- 3rd subtype: Skin thickening, or “phymatous rosacea”. This subtype of rosacea manifests with thicker skin, usually around the center of the face and around the nose.
- 4th subtype: Eye irritation, or “ocular rosacea”. Ocular rosacea results in eyes that sting or burn, appearing bloodshot or watery and irritated.
Early diagnosis is important in treating rosacea so as to stop it from progressing. Likewise, treatment not only helps reduce symptoms and discomfort but can stop the condition from progressing so far that the skin has become disfigured.
There are some specific treatments that will allow you to control rosacea, but unfortunately there is not yet a cure for it.
Common treatments may be as complicated as having surgery or laser therapy for more advanced cases or as simple as making a few lifestyle modifications and using topical or oral medications like Oracea®, MetroGel®, or Finacea®.
These treatments have proven successful in reducing the current symptoms of rosacea and in preventing it from getting worse. The worse this skin condition gets, the harder it is to treat it.
A professional dermatologist will consider your condition and help you develop a treatment plan according to what subtype of rosacea you have, how severe a case it is, how previous treatments have gone, your type of skin, and your personal preferences regarding treatment options.
In some cases, multiple treatments may be prescribed together to treat rosacea, such as both a topical and an oral medication.
Rosacea can appear in flares just like other skin conditions, and can also show up after certain triggers. These may be anything from stress to sun exposure or even hot temperatures.
Keep a diary of your rosacea symptoms and experiences, noting potential triggers for rosacea flare-ups so as to avoid them in the future.
These flares can be prevented by working with your dermatologist and avoiding those triggers wherever possible.

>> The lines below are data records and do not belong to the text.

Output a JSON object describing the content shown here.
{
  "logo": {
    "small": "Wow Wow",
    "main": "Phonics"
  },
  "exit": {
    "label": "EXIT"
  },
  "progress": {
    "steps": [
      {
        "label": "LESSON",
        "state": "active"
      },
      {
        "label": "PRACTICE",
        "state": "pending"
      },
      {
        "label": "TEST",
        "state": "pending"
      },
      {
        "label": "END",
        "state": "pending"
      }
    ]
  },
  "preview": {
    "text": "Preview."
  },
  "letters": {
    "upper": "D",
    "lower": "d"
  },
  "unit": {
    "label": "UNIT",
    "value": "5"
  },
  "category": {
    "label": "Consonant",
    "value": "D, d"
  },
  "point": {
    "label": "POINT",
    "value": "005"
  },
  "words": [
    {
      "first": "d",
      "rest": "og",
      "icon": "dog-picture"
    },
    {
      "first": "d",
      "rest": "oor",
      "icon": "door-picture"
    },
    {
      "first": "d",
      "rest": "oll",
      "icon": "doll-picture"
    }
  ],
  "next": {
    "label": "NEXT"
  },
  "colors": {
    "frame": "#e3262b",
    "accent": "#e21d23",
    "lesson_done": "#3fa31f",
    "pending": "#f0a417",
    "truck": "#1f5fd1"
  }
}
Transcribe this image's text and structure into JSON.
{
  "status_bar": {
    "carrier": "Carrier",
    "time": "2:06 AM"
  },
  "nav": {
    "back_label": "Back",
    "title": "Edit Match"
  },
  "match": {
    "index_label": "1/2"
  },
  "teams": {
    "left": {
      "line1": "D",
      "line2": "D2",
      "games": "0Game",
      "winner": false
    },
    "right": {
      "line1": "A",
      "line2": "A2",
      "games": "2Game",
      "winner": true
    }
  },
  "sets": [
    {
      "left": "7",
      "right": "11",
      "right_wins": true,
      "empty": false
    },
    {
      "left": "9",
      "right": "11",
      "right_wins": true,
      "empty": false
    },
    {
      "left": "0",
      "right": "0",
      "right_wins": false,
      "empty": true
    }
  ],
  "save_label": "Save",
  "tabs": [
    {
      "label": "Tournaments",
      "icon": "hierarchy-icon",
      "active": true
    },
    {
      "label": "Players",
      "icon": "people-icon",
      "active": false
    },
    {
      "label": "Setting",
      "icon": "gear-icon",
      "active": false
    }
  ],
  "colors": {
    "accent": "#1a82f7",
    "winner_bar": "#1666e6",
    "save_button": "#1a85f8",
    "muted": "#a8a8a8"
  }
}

Take care to follow the skin care program your dermatologist recommends, including cleaning your face daily with the right solutions and using sunscreen.